__Task description__
Only lines containing the string "flag" belong in the answer; find them in the records and copy them.

........

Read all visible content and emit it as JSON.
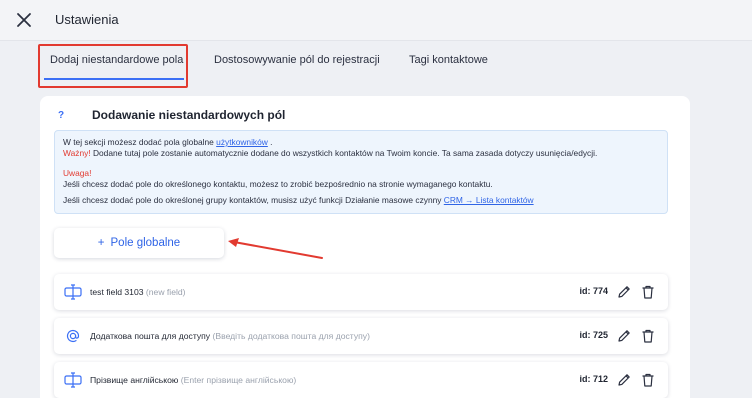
{
  "header": {
    "title": "Ustawienia",
    "close_icon": "close-icon"
  },
  "tabs": [
    {
      "label": "Dodaj niestandardowe pola",
      "active": true
    },
    {
      "label": "Dostosowywanie pól do rejestracji",
      "active": false
    },
    {
      "label": "Tagi kontaktowe",
      "active": false
    }
  ],
  "section": {
    "help_icon": "?",
    "title": "Dodawanie niestandardowych pól"
  },
  "info": {
    "line1_prefix": "W tej sekcji możesz dodać pola globalne",
    "line1_link": "użytkowników",
    "line1_suffix": ".",
    "line2_warn": "Ważny!",
    "line2_text": "Dodane tutaj pole zostanie automatycznie dodane do wszystkich kontaktów na Twoim koncie. Ta sama zasada dotyczy usunięcia/edycji.",
    "line3_warn": "Uwaga!",
    "line4_text": "Jeśli chcesz dodać pole do określonego kontaktu, możesz to zrobić bezpośrednio na stronie wymaganego kontaktu.",
    "line5_text": "Jeśli chcesz dodać pole do określonej grupy kontaktów, musisz użyć funkcji Działanie masowe czynny",
    "line5_link": "CRM → Lista kontaktów"
  },
  "add_button": {
    "plus": "+",
    "label": "Pole globalne"
  },
  "fields": [
    {
      "icon": "text-field-icon",
      "name": "test field 3103",
      "hint": "(new field)",
      "id": "id: 774"
    },
    {
      "icon": "at-sign-icon",
      "name": "Додаткова пошта для доступу",
      "hint": "(Введіть додаткова пошта для доступу)",
      "id": "id: 725"
    },
    {
      "icon": "text-field-icon",
      "name": "Прізвище англійською",
      "hint": "(Enter прізвище англійською)",
      "id": "id: 712"
    }
  ],
  "colors": {
    "accent": "#3b6ff5",
    "highlight": "#e23a30",
    "info_bg": "#eef5fd",
    "link": "#2f64e6"
  }
}
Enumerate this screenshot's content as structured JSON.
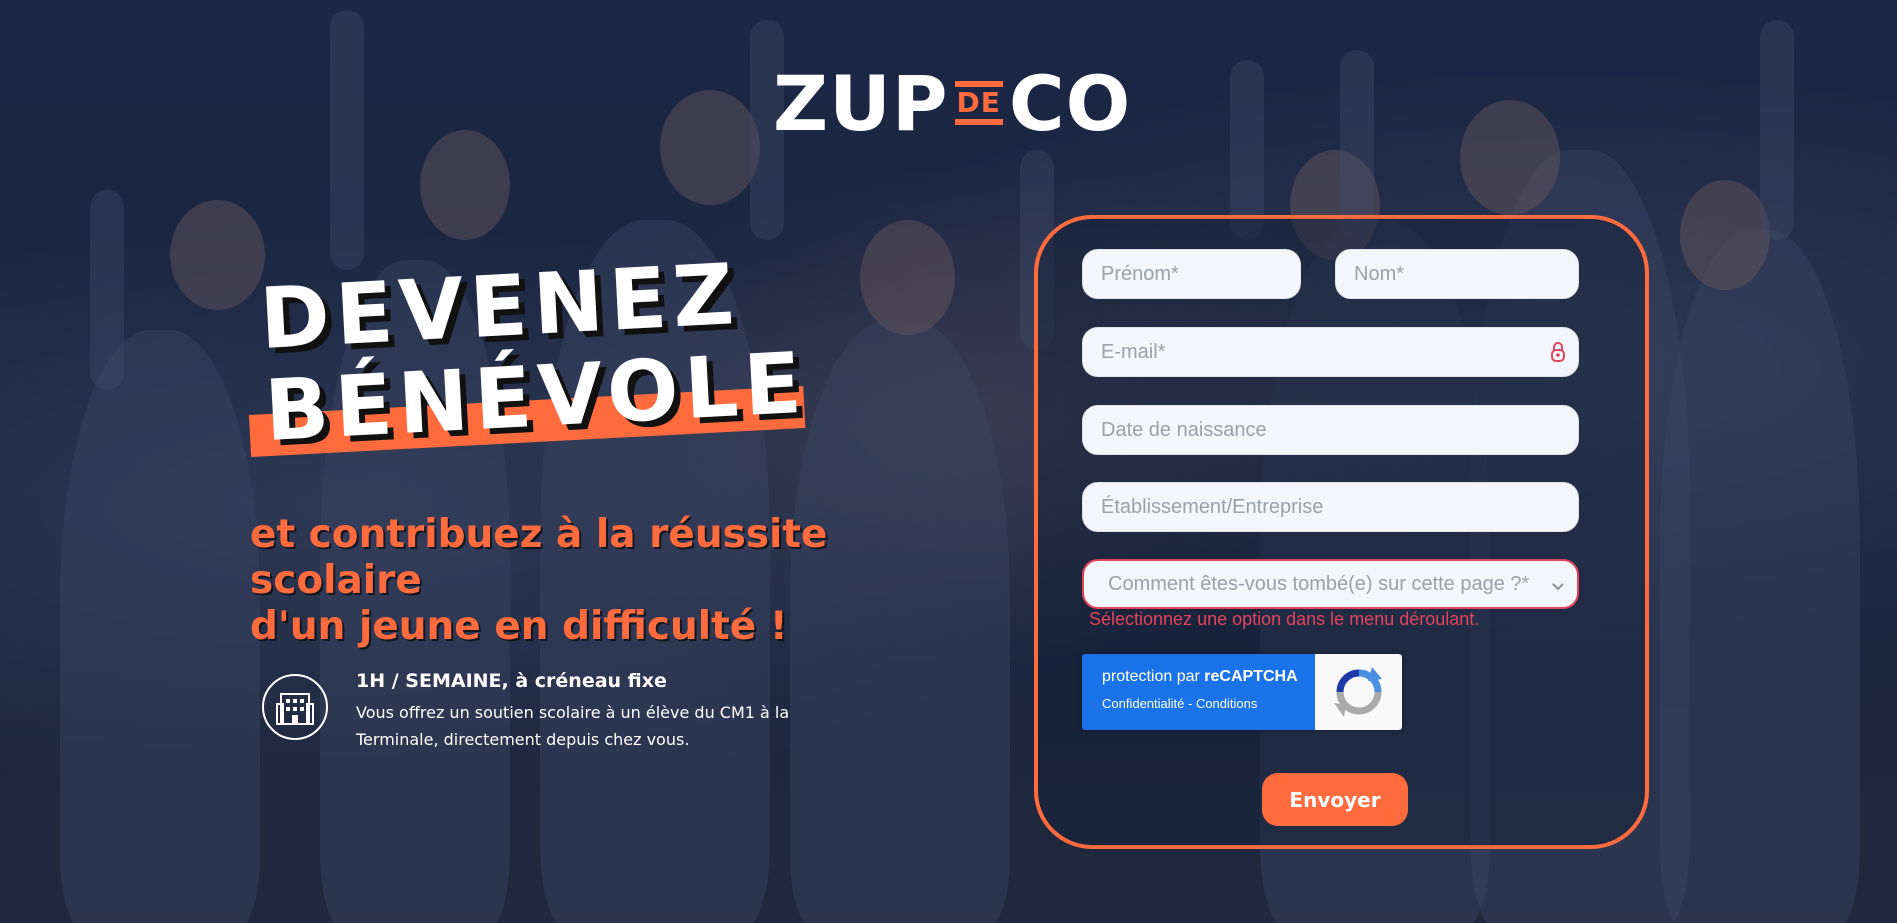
{
  "logo": {
    "part1": "ZUP",
    "part2": "DE",
    "part3": "CO"
  },
  "hero": {
    "title_line1": "DEVENEZ",
    "title_line2": "BÉNÉVOLE",
    "subtitle_line1": "et contribuez à la réussite scolaire",
    "subtitle_line2": "d'un jeune en difficulté !"
  },
  "feature": {
    "icon": "building-icon",
    "title": "1H / SEMAINE, à créneau fixe",
    "description": "Vous offrez un soutien scolaire à un élève du CM1 à la Terminale, directement depuis chez vous."
  },
  "form": {
    "firstname_placeholder": "Prénom*",
    "lastname_placeholder": "Nom*",
    "email_placeholder": "E-mail*",
    "birthdate_placeholder": "Date de naissance",
    "company_placeholder": "Établissement/Entreprise",
    "source_placeholder": "Comment êtes-vous tombé(e) sur cette page ?*",
    "source_error": "Sélectionnez une option dans le menu déroulant.",
    "captcha_prefix": "protection par ",
    "captcha_brand": "reCAPTCHA",
    "captcha_links": "Confidentialité - Conditions",
    "submit_label": "Envoyer"
  },
  "colors": {
    "accent": "#ff6b3d",
    "error": "#e2445c",
    "captcha_blue": "#1a73e8"
  }
}
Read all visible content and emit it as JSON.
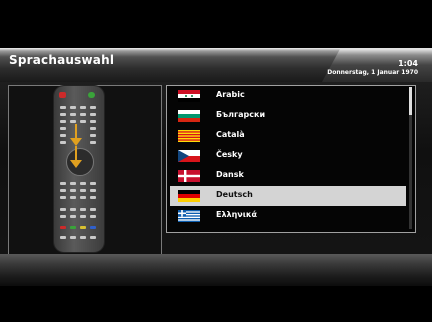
{
  "header": {
    "title": "Sprachauswahl",
    "time": "1:04",
    "date": "Donnerstag, 1 Januar 1970"
  },
  "languages": [
    {
      "label": "Arabic",
      "flag": "flag-syria"
    },
    {
      "label": "Български",
      "flag": "flag-bulgaria"
    },
    {
      "label": "Català",
      "flag": "flag-catalonia"
    },
    {
      "label": "Česky",
      "flag": "flag-czech"
    },
    {
      "label": "Dansk",
      "flag": "flag-denmark"
    },
    {
      "label": "Deutsch",
      "flag": "flag-germany",
      "selected": true
    },
    {
      "label": "Ελληνικά",
      "flag": "flag-greece"
    }
  ],
  "colors": {
    "selected_row": "#d4d4d4",
    "arrow": "#e0a020"
  }
}
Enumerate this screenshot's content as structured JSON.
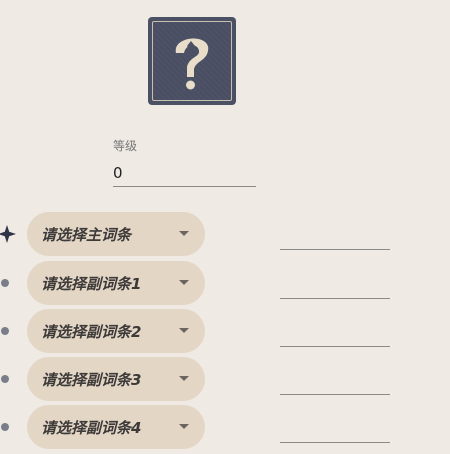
{
  "artifact": {
    "icon": "unknown-item-question-icon",
    "colors": {
      "icon_bg": "#4b5064",
      "icon_frame": "#c9bfae",
      "icon_glyph": "#e8ddc9",
      "pill_bg": "#e3d6c5",
      "page_bg": "#efeae4"
    }
  },
  "level": {
    "label": "等级",
    "value": "0"
  },
  "main_stat": {
    "placeholder": "请选择主词条",
    "value": ""
  },
  "sub_stats": [
    {
      "placeholder": "请选择副词条1",
      "value": ""
    },
    {
      "placeholder": "请选择副词条2",
      "value": ""
    },
    {
      "placeholder": "请选择副词条3",
      "value": ""
    },
    {
      "placeholder": "请选择副词条4",
      "value": ""
    }
  ]
}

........

__Written answer__
      "flag": "flag-syria"
      "flag": "flag-bulgaria"
      "flag": "flag-catalonia"
      "flag": "flag-czech"
      "flag": "flag-denmark"
      "flag": "flag-germany",
      "flag": "flag-greece"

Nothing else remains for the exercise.